Task goal
Pull every line with "icon" from the data below and copy it.

Data under study
- - -

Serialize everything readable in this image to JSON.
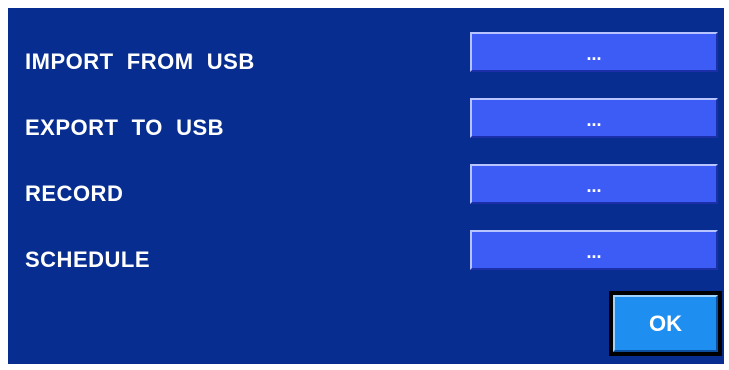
{
  "colors": {
    "panel_background": "#062d8f",
    "row_button": "#3c5cf5",
    "ok_button": "#1e8ef0",
    "text": "#ffffff"
  },
  "rows": [
    {
      "label": "IMPORT  FROM  USB",
      "button_label": "..."
    },
    {
      "label": "EXPORT  TO  USB",
      "button_label": "..."
    },
    {
      "label": "RECORD",
      "button_label": "..."
    },
    {
      "label": "SCHEDULE",
      "button_label": "..."
    }
  ],
  "ok_button": {
    "label": "OK"
  }
}
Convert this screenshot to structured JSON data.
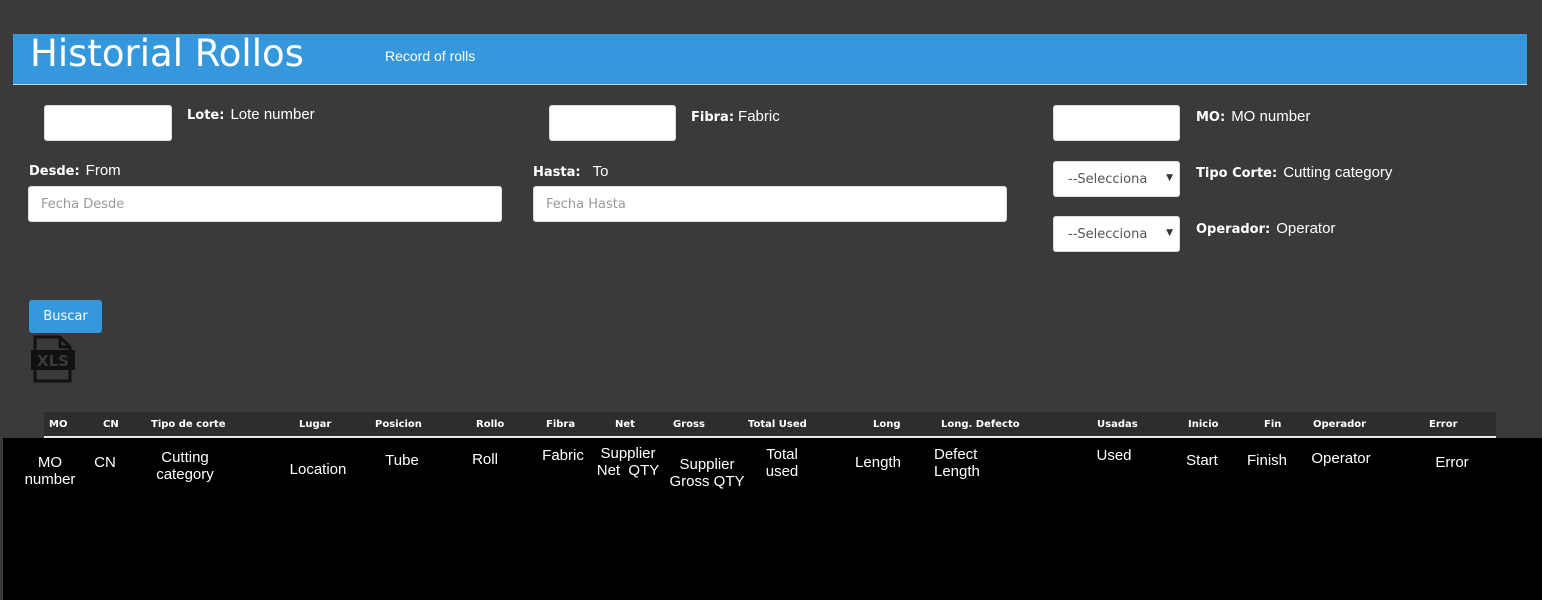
{
  "header": {
    "title": "Historial Rollos",
    "subtitle": "Record of rolls"
  },
  "filters": {
    "lote": {
      "label": "Lote:",
      "hint": "Lote number",
      "value": ""
    },
    "fibra": {
      "label": "Fibra:",
      "hint": "Fabric",
      "value": ""
    },
    "mo": {
      "label": "MO:",
      "hint": "MO number",
      "value": ""
    },
    "desde": {
      "label": "Desde:",
      "hint": "From",
      "placeholder": "Fecha Desde"
    },
    "hasta": {
      "label": "Hasta:",
      "hint": "To",
      "placeholder": "Fecha Hasta"
    },
    "tipo_corte": {
      "label": "Tipo Corte:",
      "hint": "Cutting category",
      "selected": "--Selecciona"
    },
    "operador": {
      "label": "Operador:",
      "hint": "Operator",
      "selected": "--Selecciona"
    }
  },
  "search_button": "Buscar",
  "export_icon": "xls-file-icon",
  "table": {
    "headers": [
      "MO",
      "CN",
      "Tipo de corte",
      "Lugar",
      "Posicion",
      "Rollo",
      "Fibra",
      "Net",
      "Gross",
      "Total Used",
      "Long",
      "Long. Defecto",
      "Usadas",
      "Inicio",
      "Fin",
      "Operador",
      "Error"
    ],
    "translations": [
      "MO\nnumber",
      "CN",
      "Cutting\ncategory",
      "Location",
      "Tube",
      "Roll",
      "Fabric",
      "Supplier\nNet  QTY",
      "Supplier\nGross QTY",
      "Total\nused",
      "Length",
      "Defect\nLength",
      "Used",
      "Start",
      "Finish",
      "Operator",
      "Error"
    ]
  },
  "colors": {
    "accent": "#3598dc",
    "background": "#3a3a3a",
    "table_body": "#000000"
  }
}
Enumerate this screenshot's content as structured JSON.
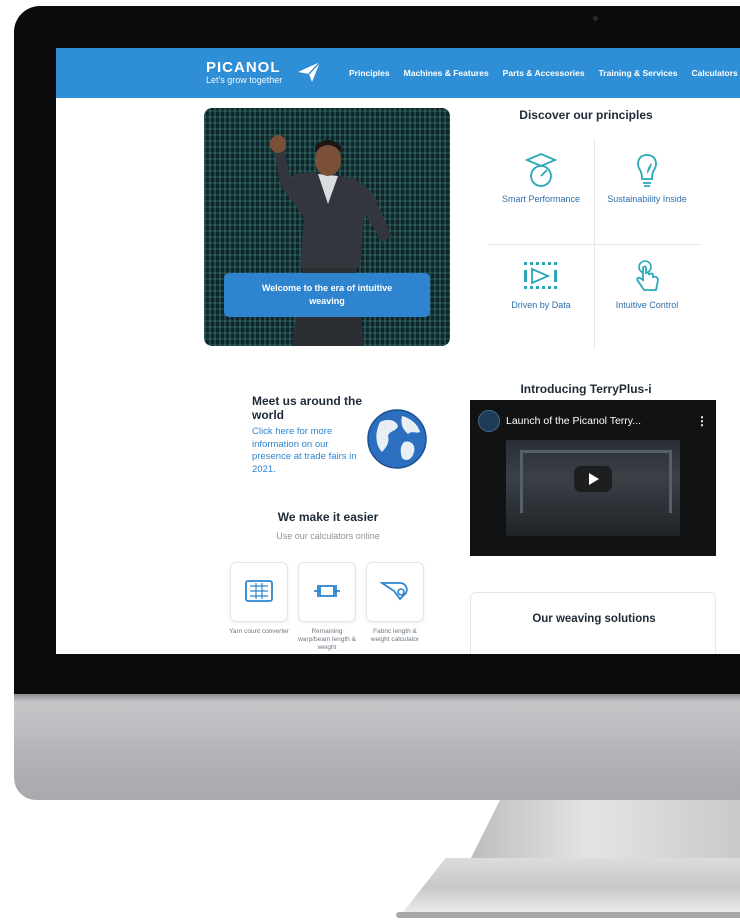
{
  "header": {
    "logo_word": "PICANOL",
    "logo_tagline": "Let's grow together",
    "nav": [
      "Principles",
      "Machines & Features",
      "Parts & Accessories",
      "Training & Services",
      "Calculators"
    ]
  },
  "hero": {
    "button_label": "Welcome to the era of intuitive weaving"
  },
  "principles": {
    "title": "Discover our principles",
    "items": [
      {
        "label": "Smart Performance",
        "icon": "graduation-gauge-icon"
      },
      {
        "label": "Sustainability Inside",
        "icon": "lightbulb-leaf-icon"
      },
      {
        "label": "Driven by Data",
        "icon": "binary-data-icon"
      },
      {
        "label": "Intuitive Control",
        "icon": "touch-hand-icon"
      }
    ]
  },
  "meet": {
    "title": "Meet us around the world",
    "text": "Click here for more information on our presence at trade fairs in 2021."
  },
  "easier": {
    "title": "We make it easier",
    "subtitle": "Use our calculators online",
    "calculators": [
      {
        "label": "Yarn count converter",
        "icon": "calculator-icon"
      },
      {
        "label": "Remaining warp/beam length & weight",
        "icon": "warp-beam-icon"
      },
      {
        "label": "Fabric length & weight calculator",
        "icon": "fabric-roll-icon"
      }
    ]
  },
  "video": {
    "title": "Introducing TerryPlus-i",
    "caption": "Launch of the Picanol Terry...",
    "menu": "⋮"
  },
  "solutions": {
    "title": "Our weaving solutions"
  },
  "colors": {
    "brand_blue": "#2f8fd6",
    "link_blue": "#2e84cf",
    "text_dark": "#1e2a38"
  }
}
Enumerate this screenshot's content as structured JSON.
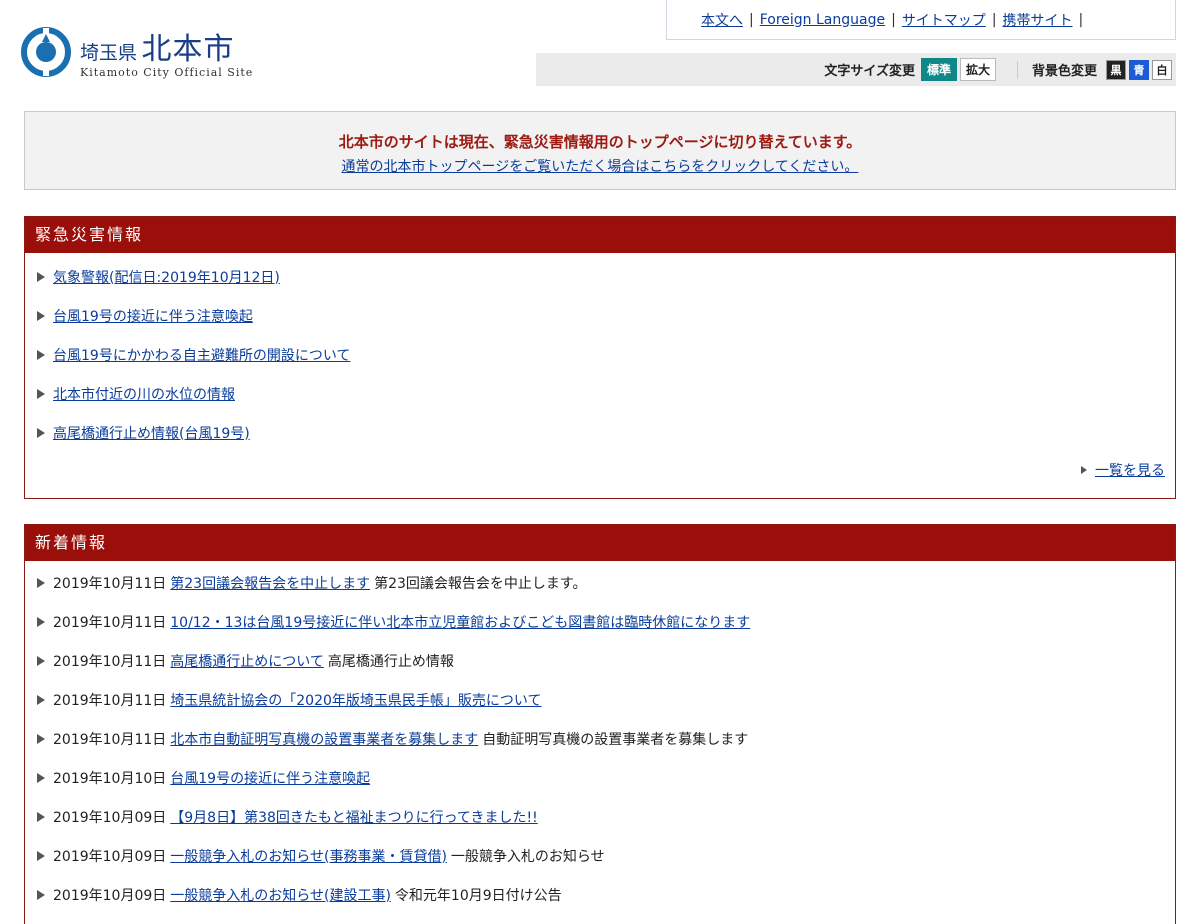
{
  "logo": {
    "prefecture": "埼玉県",
    "city": "北本市",
    "subtitle": "Kitamoto City Official Site"
  },
  "toplinks": [
    {
      "label": "本文へ"
    },
    {
      "label": "Foreign Language"
    },
    {
      "label": "サイトマップ"
    },
    {
      "label": "携帯サイト"
    }
  ],
  "toplink_separator": "|",
  "toolbar": {
    "font_size_label": "文字サイズ変更",
    "font_standard": "標準",
    "font_large": "拡大",
    "bg_color_label": "背景色変更",
    "bg_black": "黒",
    "bg_blue": "青",
    "bg_white": "白"
  },
  "notice": {
    "message": "北本市のサイトは現在、緊急災害情報用のトップページに切り替えています。",
    "link": "通常の北本市トップページをご覧いただく場合はこちらをクリックしてください。"
  },
  "emergency": {
    "title": "緊急災害情報",
    "items": [
      {
        "label": "気象警報(配信日:2019年10月12日)"
      },
      {
        "label": "台風19号の接近に伴う注意喚起"
      },
      {
        "label": "台風19号にかかわる自主避難所の開設について"
      },
      {
        "label": "北本市付近の川の水位の情報"
      },
      {
        "label": "高尾橋通行止め情報(台風19号)"
      }
    ],
    "more": "一覧を見る"
  },
  "news": {
    "title": "新着情報",
    "items": [
      {
        "date": "2019年10月11日",
        "link": "第23回議会報告会を中止します",
        "desc": "第23回議会報告会を中止します。"
      },
      {
        "date": "2019年10月11日",
        "link": "10/12・13は台風19号接近に伴い北本市立児童館およびこども図書館は臨時休館になります",
        "desc": ""
      },
      {
        "date": "2019年10月11日",
        "link": "高尾橋通行止めについて",
        "desc": "高尾橋通行止め情報"
      },
      {
        "date": "2019年10月11日",
        "link": "埼玉県統計協会の「2020年版埼玉県民手帳」販売について",
        "desc": ""
      },
      {
        "date": "2019年10月11日",
        "link": "北本市自動証明写真機の設置事業者を募集します",
        "desc": "自動証明写真機の設置事業者を募集します"
      },
      {
        "date": "2019年10月10日",
        "link": "台風19号の接近に伴う注意喚起",
        "desc": ""
      },
      {
        "date": "2019年10月09日",
        "link": "【9月8日】第38回きたもと福祉まつりに行ってきました!!",
        "desc": ""
      },
      {
        "date": "2019年10月09日",
        "link": "一般競争入札のお知らせ(事務事業・賃貸借)",
        "desc": "一般競争入札のお知らせ"
      },
      {
        "date": "2019年10月09日",
        "link": "一般競争入札のお知らせ(建設工事)",
        "desc": "令和元年10月9日付け公告"
      }
    ]
  },
  "colors": {
    "accent": "#9b0f0a",
    "link": "#0a3c9b",
    "active_button": "#118888"
  }
}
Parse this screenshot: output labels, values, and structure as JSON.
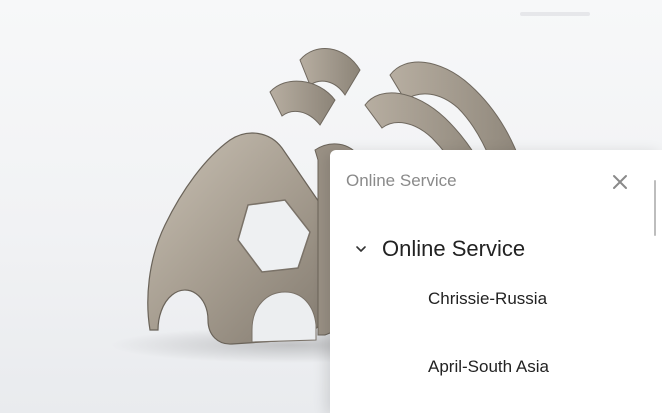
{
  "panel": {
    "title": "Online Service",
    "close_icon": "close-icon",
    "group": {
      "label": "Online Service",
      "icon": "chevron-down-icon",
      "expanded": true,
      "agents": [
        {
          "label": "Chrissie-Russia"
        },
        {
          "label": "April-South Asia"
        }
      ]
    }
  },
  "colors": {
    "panel_background": "#ffffff",
    "title_text": "#8a8a8a",
    "body_text": "#222222",
    "metal": "#a39a8d"
  }
}
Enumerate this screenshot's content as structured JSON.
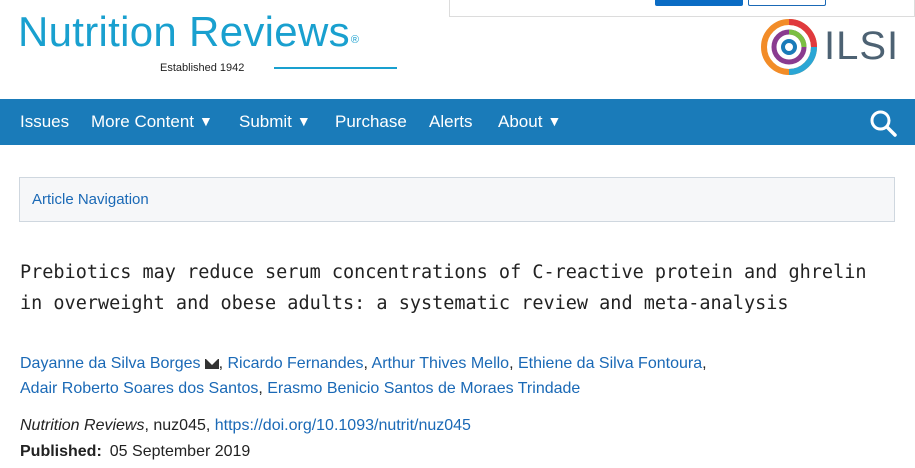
{
  "journal": {
    "name": "Nutrition Reviews",
    "registered_mark": "®",
    "established": "Established 1942",
    "brand_color": "#19a0cf"
  },
  "partner": {
    "name": "ILSI"
  },
  "nav": {
    "bg_color": "#1a7bb9",
    "items": [
      {
        "label": "Issues",
        "dropdown": false
      },
      {
        "label": "More Content",
        "dropdown": true
      },
      {
        "label": "Submit",
        "dropdown": true
      },
      {
        "label": "Purchase",
        "dropdown": false
      },
      {
        "label": "Alerts",
        "dropdown": false
      },
      {
        "label": "About",
        "dropdown": true
      }
    ],
    "caret": "▼",
    "search_icon": "search-icon"
  },
  "article_navigation": {
    "label": "Article Navigation"
  },
  "article": {
    "title": "Prebiotics may reduce serum concentrations of C-reactive protein and ghrelin in overweight and obese adults: a systematic review and meta-analysis",
    "authors": [
      {
        "name": "Dayanne da Silva Borges",
        "corresponding": true
      },
      {
        "name": "Ricardo Fernandes"
      },
      {
        "name": "Arthur Thives Mello"
      },
      {
        "name": "Ethiene da Silva Fontoura"
      },
      {
        "name": "Adair Roberto Soares dos Santos"
      },
      {
        "name": "Erasmo Benicio Santos de Moraes Trindade"
      }
    ],
    "author_separator": ", ",
    "citation": {
      "journal": "Nutrition Reviews",
      "separator": ", ",
      "id": "nuz045",
      "doi": "https://doi.org/10.1093/nutrit/nuz045"
    },
    "published_label": "Published:",
    "published_date": "05 September 2019"
  },
  "link_color": "#1a69b6"
}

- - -

Answer
  "export_icon": "xls-file-icon",
        "icon": "graduation-gauge-icon"
        "icon": "lightbulb-leaf-icon"
        "icon": "binary-data-icon"
        "icon": "touch-hand-icon"
        "icon": "calculator-icon"
        "icon": "warp-beam-icon"
        "icon": "fabric-roll-icon"
    "close_icon": "close-icon",
      "icon": "chevron-down-icon",
    "search_icon": "search-icon"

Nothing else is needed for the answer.